**Your objective**
Copy out all of the lines below exactly; the pictures do not belong in the copy.

(Records to process begins)

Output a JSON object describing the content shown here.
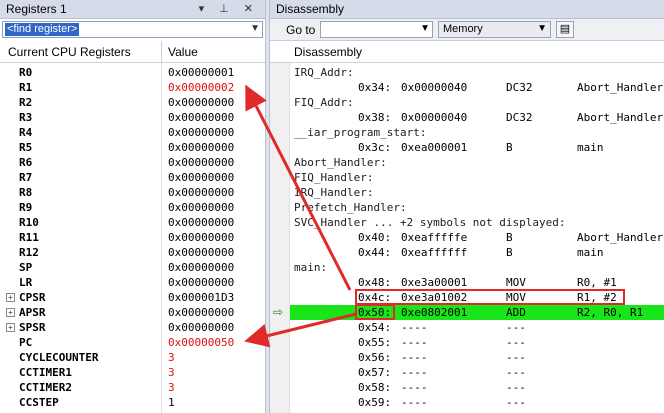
{
  "registers_pane": {
    "title": "Registers 1",
    "title_icons": "▾ ⊥ ✕",
    "find_placeholder": "<find register>",
    "columns": [
      "Current CPU Registers",
      "Value"
    ],
    "rows": [
      {
        "name": "R0",
        "value": "0x00000001",
        "changed": false,
        "expandable": false
      },
      {
        "name": "R1",
        "value": "0x00000002",
        "changed": true,
        "expandable": false
      },
      {
        "name": "R2",
        "value": "0x00000000",
        "changed": false,
        "expandable": false
      },
      {
        "name": "R3",
        "value": "0x00000000",
        "changed": false,
        "expandable": false
      },
      {
        "name": "R4",
        "value": "0x00000000",
        "changed": false,
        "expandable": false
      },
      {
        "name": "R5",
        "value": "0x00000000",
        "changed": false,
        "expandable": false
      },
      {
        "name": "R6",
        "value": "0x00000000",
        "changed": false,
        "expandable": false
      },
      {
        "name": "R7",
        "value": "0x00000000",
        "changed": false,
        "expandable": false
      },
      {
        "name": "R8",
        "value": "0x00000000",
        "changed": false,
        "expandable": false
      },
      {
        "name": "R9",
        "value": "0x00000000",
        "changed": false,
        "expandable": false
      },
      {
        "name": "R10",
        "value": "0x00000000",
        "changed": false,
        "expandable": false
      },
      {
        "name": "R11",
        "value": "0x00000000",
        "changed": false,
        "expandable": false
      },
      {
        "name": "R12",
        "value": "0x00000000",
        "changed": false,
        "expandable": false
      },
      {
        "name": "SP",
        "value": "0x00000000",
        "changed": false,
        "expandable": false
      },
      {
        "name": "LR",
        "value": "0x00000000",
        "changed": false,
        "expandable": false
      },
      {
        "name": "CPSR",
        "value": "0x000001D3",
        "changed": false,
        "expandable": true
      },
      {
        "name": "APSR",
        "value": "0x00000000",
        "changed": false,
        "expandable": true
      },
      {
        "name": "SPSR",
        "value": "0x00000000",
        "changed": false,
        "expandable": true
      },
      {
        "name": "PC",
        "value": "0x00000050",
        "changed": true,
        "expandable": false
      },
      {
        "name": "CYCLECOUNTER",
        "value": "3",
        "changed": true,
        "expandable": false
      },
      {
        "name": "CCTIMER1",
        "value": "3",
        "changed": true,
        "expandable": false
      },
      {
        "name": "CCTIMER2",
        "value": "3",
        "changed": true,
        "expandable": false
      },
      {
        "name": "CCSTEP",
        "value": "1",
        "changed": false,
        "expandable": false
      }
    ]
  },
  "disassembly_pane": {
    "title": "Disassembly",
    "goto_label": "Go to",
    "goto_value": "",
    "memory_select": "Memory",
    "header": "Disassembly",
    "lines": [
      {
        "label": "IRQ_Addr:",
        "addr": "",
        "code": "",
        "mnemonic": "",
        "operands": "",
        "current": false
      },
      {
        "label": "",
        "addr": "0x34:",
        "code": "0x00000040",
        "mnemonic": "DC32",
        "operands": "Abort_Handler",
        "current": false
      },
      {
        "label": "FIQ_Addr:",
        "addr": "",
        "code": "",
        "mnemonic": "",
        "operands": "",
        "current": false
      },
      {
        "label": "",
        "addr": "0x38:",
        "code": "0x00000040",
        "mnemonic": "DC32",
        "operands": "Abort_Handler",
        "current": false
      },
      {
        "label": "__iar_program_start:",
        "addr": "",
        "code": "",
        "mnemonic": "",
        "operands": "",
        "current": false
      },
      {
        "label": "",
        "addr": "0x3c:",
        "code": "0xea000001",
        "mnemonic": "B",
        "operands": "main",
        "current": false
      },
      {
        "label": "Abort_Handler:",
        "addr": "",
        "code": "",
        "mnemonic": "",
        "operands": "",
        "current": false
      },
      {
        "label": "FIQ_Handler:",
        "addr": "",
        "code": "",
        "mnemonic": "",
        "operands": "",
        "current": false
      },
      {
        "label": "IRQ_Handler:",
        "addr": "",
        "code": "",
        "mnemonic": "",
        "operands": "",
        "current": false
      },
      {
        "label": "Prefetch_Handler:",
        "addr": "",
        "code": "",
        "mnemonic": "",
        "operands": "",
        "current": false
      },
      {
        "label": "SVC_Handler ... +2 symbols not displayed:",
        "addr": "",
        "code": "",
        "mnemonic": "",
        "operands": "",
        "current": false
      },
      {
        "label": "",
        "addr": "0x40:",
        "code": "0xeafffffe",
        "mnemonic": "B",
        "operands": "Abort_Handler",
        "current": false
      },
      {
        "label": "",
        "addr": "0x44:",
        "code": "0xeaffffff",
        "mnemonic": "B",
        "operands": "main",
        "current": false
      },
      {
        "label": "main:",
        "addr": "",
        "code": "",
        "mnemonic": "",
        "operands": "",
        "current": false
      },
      {
        "label": "",
        "addr": "0x48:",
        "code": "0xe3a00001",
        "mnemonic": "MOV",
        "operands": "R0, #1",
        "current": false
      },
      {
        "label": "",
        "addr": "0x4c:",
        "code": "0xe3a01002",
        "mnemonic": "MOV",
        "operands": "R1, #2",
        "current": false
      },
      {
        "label": "",
        "addr": "0x50:",
        "code": "0xe0802001",
        "mnemonic": "ADD",
        "operands": "R2, R0, R1",
        "current": true
      },
      {
        "label": "",
        "addr": "0x54:",
        "code": "----",
        "mnemonic": "---",
        "operands": "",
        "current": false
      },
      {
        "label": "",
        "addr": "0x55:",
        "code": "----",
        "mnemonic": "---",
        "operands": "",
        "current": false
      },
      {
        "label": "",
        "addr": "0x56:",
        "code": "----",
        "mnemonic": "---",
        "operands": "",
        "current": false
      },
      {
        "label": "",
        "addr": "0x57:",
        "code": "----",
        "mnemonic": "---",
        "operands": "",
        "current": false
      },
      {
        "label": "",
        "addr": "0x58:",
        "code": "----",
        "mnemonic": "---",
        "operands": "",
        "current": false
      },
      {
        "label": "",
        "addr": "0x59:",
        "code": "----",
        "mnemonic": "---",
        "operands": "",
        "current": false
      }
    ]
  },
  "colors": {
    "changed_value": "#e01010",
    "current_line": "#19e619",
    "annotation_red": "#e02a2a"
  }
}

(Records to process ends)

**Answer to the exercise**
Output a JSON object describing the content shown here.
{
  "registers_pane": {
    "title": "Registers 1",
    "title_icons": "▾ ⊥ ✕",
    "find_placeholder": "<find register>",
    "columns": [
      "Current CPU Registers",
      "Value"
    ],
    "rows": [
      {
        "name": "R0",
        "value": "0x00000001",
        "changed": false,
        "expandable": false
      },
      {
        "name": "R1",
        "value": "0x00000002",
        "changed": true,
        "expandable": false
      },
      {
        "name": "R2",
        "value": "0x00000000",
        "changed": false,
        "expandable": false
      },
      {
        "name": "R3",
        "value": "0x00000000",
        "changed": false,
        "expandable": false
      },
      {
        "name": "R4",
        "value": "0x00000000",
        "changed": false,
        "expandable": false
      },
      {
        "name": "R5",
        "value": "0x00000000",
        "changed": false,
        "expandable": false
      },
      {
        "name": "R6",
        "value": "0x00000000",
        "changed": false,
        "expandable": false
      },
      {
        "name": "R7",
        "value": "0x00000000",
        "changed": false,
        "expandable": false
      },
      {
        "name": "R8",
        "value": "0x00000000",
        "changed": false,
        "expandable": false
      },
      {
        "name": "R9",
        "value": "0x00000000",
        "changed": false,
        "expandable": false
      },
      {
        "name": "R10",
        "value": "0x00000000",
        "changed": false,
        "expandable": false
      },
      {
        "name": "R11",
        "value": "0x00000000",
        "changed": false,
        "expandable": false
      },
      {
        "name": "R12",
        "value": "0x00000000",
        "changed": false,
        "expandable": false
      },
      {
        "name": "SP",
        "value": "0x00000000",
        "changed": false,
        "expandable": false
      },
      {
        "name": "LR",
        "value": "0x00000000",
        "changed": false,
        "expandable": false
      },
      {
        "name": "CPSR",
        "value": "0x000001D3",
        "changed": false,
        "expandable": true
      },
      {
        "name": "APSR",
        "value": "0x00000000",
        "changed": false,
        "expandable": true
      },
      {
        "name": "SPSR",
        "value": "0x00000000",
        "changed": false,
        "expandable": true
      },
      {
        "name": "PC",
        "value": "0x00000050",
        "changed": true,
        "expandable": false
      },
      {
        "name": "CYCLECOUNTER",
        "value": "3",
        "changed": true,
        "expandable": false
      },
      {
        "name": "CCTIMER1",
        "value": "3",
        "changed": true,
        "expandable": false
      },
      {
        "name": "CCTIMER2",
        "value": "3",
        "changed": true,
        "expandable": false
      },
      {
        "name": "CCSTEP",
        "value": "1",
        "changed": false,
        "expandable": false
      }
    ]
  },
  "disassembly_pane": {
    "title": "Disassembly",
    "goto_label": "Go to",
    "goto_value": "",
    "memory_select": "Memory",
    "header": "Disassembly",
    "lines": [
      {
        "label": "IRQ_Addr:",
        "addr": "",
        "code": "",
        "mnemonic": "",
        "operands": "",
        "current": false
      },
      {
        "label": "",
        "addr": "0x34:",
        "code": "0x00000040",
        "mnemonic": "DC32",
        "operands": "Abort_Handler",
        "current": false
      },
      {
        "label": "FIQ_Addr:",
        "addr": "",
        "code": "",
        "mnemonic": "",
        "operands": "",
        "current": false
      },
      {
        "label": "",
        "addr": "0x38:",
        "code": "0x00000040",
        "mnemonic": "DC32",
        "operands": "Abort_Handler",
        "current": false
      },
      {
        "label": "__iar_program_start:",
        "addr": "",
        "code": "",
        "mnemonic": "",
        "operands": "",
        "current": false
      },
      {
        "label": "",
        "addr": "0x3c:",
        "code": "0xea000001",
        "mnemonic": "B",
        "operands": "main",
        "current": false
      },
      {
        "label": "Abort_Handler:",
        "addr": "",
        "code": "",
        "mnemonic": "",
        "operands": "",
        "current": false
      },
      {
        "label": "FIQ_Handler:",
        "addr": "",
        "code": "",
        "mnemonic": "",
        "operands": "",
        "current": false
      },
      {
        "label": "IRQ_Handler:",
        "addr": "",
        "code": "",
        "mnemonic": "",
        "operands": "",
        "current": false
      },
      {
        "label": "Prefetch_Handler:",
        "addr": "",
        "code": "",
        "mnemonic": "",
        "operands": "",
        "current": false
      },
      {
        "label": "SVC_Handler ... +2 symbols not displayed:",
        "addr": "",
        "code": "",
        "mnemonic": "",
        "operands": "",
        "current": false
      },
      {
        "label": "",
        "addr": "0x40:",
        "code": "0xeafffffe",
        "mnemonic": "B",
        "operands": "Abort_Handler",
        "current": false
      },
      {
        "label": "",
        "addr": "0x44:",
        "code": "0xeaffffff",
        "mnemonic": "B",
        "operands": "main",
        "current": false
      },
      {
        "label": "main:",
        "addr": "",
        "code": "",
        "mnemonic": "",
        "operands": "",
        "current": false
      },
      {
        "label": "",
        "addr": "0x48:",
        "code": "0xe3a00001",
        "mnemonic": "MOV",
        "operands": "R0, #1",
        "current": false
      },
      {
        "label": "",
        "addr": "0x4c:",
        "code": "0xe3a01002",
        "mnemonic": "MOV",
        "operands": "R1, #2",
        "current": false
      },
      {
        "label": "",
        "addr": "0x50:",
        "code": "0xe0802001",
        "mnemonic": "ADD",
        "operands": "R2, R0, R1",
        "current": true
      },
      {
        "label": "",
        "addr": "0x54:",
        "code": "----",
        "mnemonic": "---",
        "operands": "",
        "current": false
      },
      {
        "label": "",
        "addr": "0x55:",
        "code": "----",
        "mnemonic": "---",
        "operands": "",
        "current": false
      },
      {
        "label": "",
        "addr": "0x56:",
        "code": "----",
        "mnemonic": "---",
        "operands": "",
        "current": false
      },
      {
        "label": "",
        "addr": "0x57:",
        "code": "----",
        "mnemonic": "---",
        "operands": "",
        "current": false
      },
      {
        "label": "",
        "addr": "0x58:",
        "code": "----",
        "mnemonic": "---",
        "operands": "",
        "current": false
      },
      {
        "label": "",
        "addr": "0x59:",
        "code": "----",
        "mnemonic": "---",
        "operands": "",
        "current": false
      }
    ]
  },
  "colors": {
    "changed_value": "#e01010",
    "current_line": "#19e619",
    "annotation_red": "#e02a2a"
  }
}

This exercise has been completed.